▶ Task directions
With "JSON" as the search word, show every line of the material that has it.
+++ Records for the task +++
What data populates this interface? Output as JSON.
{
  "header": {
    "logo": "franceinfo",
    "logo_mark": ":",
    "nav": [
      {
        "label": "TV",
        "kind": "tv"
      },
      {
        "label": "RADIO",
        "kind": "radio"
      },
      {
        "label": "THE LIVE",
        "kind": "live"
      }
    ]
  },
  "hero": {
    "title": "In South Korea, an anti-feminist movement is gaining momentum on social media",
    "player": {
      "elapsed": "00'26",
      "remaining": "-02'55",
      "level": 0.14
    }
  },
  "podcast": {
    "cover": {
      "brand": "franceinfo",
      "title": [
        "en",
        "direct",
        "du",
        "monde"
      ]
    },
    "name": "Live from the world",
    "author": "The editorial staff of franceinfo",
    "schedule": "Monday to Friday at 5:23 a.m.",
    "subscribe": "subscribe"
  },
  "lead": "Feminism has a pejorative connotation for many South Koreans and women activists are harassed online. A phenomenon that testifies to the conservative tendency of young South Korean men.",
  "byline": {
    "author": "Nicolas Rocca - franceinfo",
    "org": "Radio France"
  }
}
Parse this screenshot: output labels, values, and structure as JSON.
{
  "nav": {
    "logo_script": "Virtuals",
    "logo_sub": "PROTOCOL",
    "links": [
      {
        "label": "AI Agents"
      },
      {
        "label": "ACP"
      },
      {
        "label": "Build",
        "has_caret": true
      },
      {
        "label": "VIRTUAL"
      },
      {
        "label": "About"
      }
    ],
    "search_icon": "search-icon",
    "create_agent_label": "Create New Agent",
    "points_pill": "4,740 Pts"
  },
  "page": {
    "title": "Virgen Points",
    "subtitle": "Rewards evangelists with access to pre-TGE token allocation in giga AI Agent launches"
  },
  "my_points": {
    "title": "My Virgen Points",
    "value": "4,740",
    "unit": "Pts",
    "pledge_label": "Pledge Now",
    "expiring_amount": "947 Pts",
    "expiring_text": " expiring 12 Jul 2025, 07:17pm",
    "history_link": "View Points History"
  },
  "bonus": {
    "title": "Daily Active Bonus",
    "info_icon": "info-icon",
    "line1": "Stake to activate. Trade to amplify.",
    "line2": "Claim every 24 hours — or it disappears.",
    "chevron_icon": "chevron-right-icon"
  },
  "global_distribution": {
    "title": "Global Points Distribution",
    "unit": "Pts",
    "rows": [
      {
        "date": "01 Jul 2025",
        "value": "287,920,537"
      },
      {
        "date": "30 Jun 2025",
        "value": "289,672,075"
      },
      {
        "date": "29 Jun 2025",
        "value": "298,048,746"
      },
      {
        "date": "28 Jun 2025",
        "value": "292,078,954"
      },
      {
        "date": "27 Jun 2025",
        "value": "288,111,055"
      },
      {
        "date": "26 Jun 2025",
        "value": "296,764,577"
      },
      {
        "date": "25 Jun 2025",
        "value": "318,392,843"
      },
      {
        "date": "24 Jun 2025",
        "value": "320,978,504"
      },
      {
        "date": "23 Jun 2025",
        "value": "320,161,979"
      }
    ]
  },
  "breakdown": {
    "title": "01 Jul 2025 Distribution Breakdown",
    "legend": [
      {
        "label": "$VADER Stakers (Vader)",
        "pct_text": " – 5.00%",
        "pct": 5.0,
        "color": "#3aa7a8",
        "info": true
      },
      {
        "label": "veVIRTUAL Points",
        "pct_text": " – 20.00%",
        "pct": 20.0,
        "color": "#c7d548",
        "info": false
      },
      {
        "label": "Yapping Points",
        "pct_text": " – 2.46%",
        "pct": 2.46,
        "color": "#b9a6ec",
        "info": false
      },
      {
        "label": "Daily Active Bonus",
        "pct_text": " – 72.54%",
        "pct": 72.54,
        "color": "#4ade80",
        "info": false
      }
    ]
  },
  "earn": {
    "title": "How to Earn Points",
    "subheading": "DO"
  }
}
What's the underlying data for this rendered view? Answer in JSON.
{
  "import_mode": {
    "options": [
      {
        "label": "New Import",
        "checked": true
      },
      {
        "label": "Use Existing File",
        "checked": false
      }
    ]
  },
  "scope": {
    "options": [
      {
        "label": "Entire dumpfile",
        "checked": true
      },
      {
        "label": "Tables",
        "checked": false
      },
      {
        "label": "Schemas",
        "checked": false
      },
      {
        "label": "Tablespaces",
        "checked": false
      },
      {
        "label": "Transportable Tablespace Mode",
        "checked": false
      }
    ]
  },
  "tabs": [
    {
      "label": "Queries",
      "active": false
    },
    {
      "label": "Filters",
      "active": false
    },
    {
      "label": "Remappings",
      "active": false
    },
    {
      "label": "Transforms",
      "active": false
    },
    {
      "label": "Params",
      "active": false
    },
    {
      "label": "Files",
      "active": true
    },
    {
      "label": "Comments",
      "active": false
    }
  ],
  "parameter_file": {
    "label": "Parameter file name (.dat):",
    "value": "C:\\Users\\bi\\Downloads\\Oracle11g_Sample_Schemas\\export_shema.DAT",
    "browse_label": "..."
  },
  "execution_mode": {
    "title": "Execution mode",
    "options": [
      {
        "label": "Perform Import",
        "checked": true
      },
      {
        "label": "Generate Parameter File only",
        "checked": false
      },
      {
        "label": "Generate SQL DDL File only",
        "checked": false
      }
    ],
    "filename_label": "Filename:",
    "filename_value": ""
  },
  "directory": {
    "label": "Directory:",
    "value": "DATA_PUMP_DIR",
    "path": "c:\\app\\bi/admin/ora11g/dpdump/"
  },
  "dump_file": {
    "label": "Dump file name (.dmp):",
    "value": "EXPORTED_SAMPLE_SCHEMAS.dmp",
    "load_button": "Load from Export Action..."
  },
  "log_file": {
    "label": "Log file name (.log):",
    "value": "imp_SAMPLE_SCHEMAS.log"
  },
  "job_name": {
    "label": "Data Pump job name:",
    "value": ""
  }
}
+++
▶ Your response
What data populates this interface? Output as JSON.
Parse this screenshot: output labels, values, and structure as JSON.
What's the underlying data for this rendered view? Answer in JSON.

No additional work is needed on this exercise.